Recorded data.

»»

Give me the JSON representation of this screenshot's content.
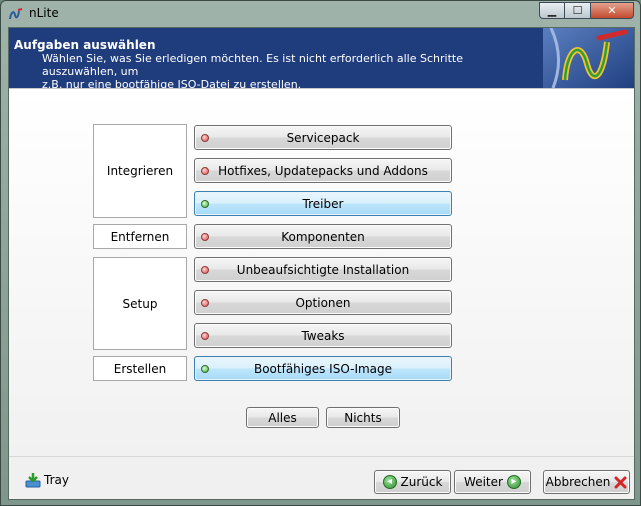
{
  "window": {
    "title": "nLite"
  },
  "header": {
    "title": "Aufgaben auswählen",
    "desc_line1": "Wählen Sie, was Sie erledigen möchten. Es ist nicht erforderlich alle Schritte auszuwählen, um",
    "desc_line2": "z.B. nur eine bootfähige ISO-Datei zu erstellen."
  },
  "groups": {
    "integrieren": "Integrieren",
    "entfernen": "Entfernen",
    "setup": "Setup",
    "erstellen": "Erstellen"
  },
  "tasks": [
    {
      "label": "Servicepack",
      "selected": false
    },
    {
      "label": "Hotfixes, Updatepacks und Addons",
      "selected": false
    },
    {
      "label": "Treiber",
      "selected": true
    },
    {
      "label": "Komponenten",
      "selected": false
    },
    {
      "label": "Unbeaufsichtigte Installation",
      "selected": false
    },
    {
      "label": "Optionen",
      "selected": false
    },
    {
      "label": "Tweaks",
      "selected": false
    },
    {
      "label": "Bootfähiges ISO-Image",
      "selected": true
    }
  ],
  "select": {
    "all": "Alles",
    "none": "Nichts"
  },
  "footer": {
    "tray": "Tray",
    "back": "Zurück",
    "next": "Weiter",
    "cancel": "Abbrechen"
  },
  "colors": {
    "banner": "#1f3c7d",
    "led_off": "#e04a4a",
    "led_on": "#3fae3f",
    "selected_btn": "#bee6fd"
  }
}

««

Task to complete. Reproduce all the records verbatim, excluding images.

Exercise output.
Give me the JSON representation of this screenshot's content.
{
  "window": {
    "title": "nLite"
  },
  "header": {
    "title": "Aufgaben auswählen",
    "desc_line1": "Wählen Sie, was Sie erledigen möchten. Es ist nicht erforderlich alle Schritte auszuwählen, um",
    "desc_line2": "z.B. nur eine bootfähige ISO-Datei zu erstellen."
  },
  "groups": {
    "integrieren": "Integrieren",
    "entfernen": "Entfernen",
    "setup": "Setup",
    "erstellen": "Erstellen"
  },
  "tasks": [
    {
      "label": "Servicepack",
      "selected": false
    },
    {
      "label": "Hotfixes, Updatepacks und Addons",
      "selected": false
    },
    {
      "label": "Treiber",
      "selected": true
    },
    {
      "label": "Komponenten",
      "selected": false
    },
    {
      "label": "Unbeaufsichtigte Installation",
      "selected": false
    },
    {
      "label": "Optionen",
      "selected": false
    },
    {
      "label": "Tweaks",
      "selected": false
    },
    {
      "label": "Bootfähiges ISO-Image",
      "selected": true
    }
  ],
  "select": {
    "all": "Alles",
    "none": "Nichts"
  },
  "footer": {
    "tray": "Tray",
    "back": "Zurück",
    "next": "Weiter",
    "cancel": "Abbrechen"
  },
  "colors": {
    "banner": "#1f3c7d",
    "led_off": "#e04a4a",
    "led_on": "#3fae3f",
    "selected_btn": "#bee6fd"
  }
}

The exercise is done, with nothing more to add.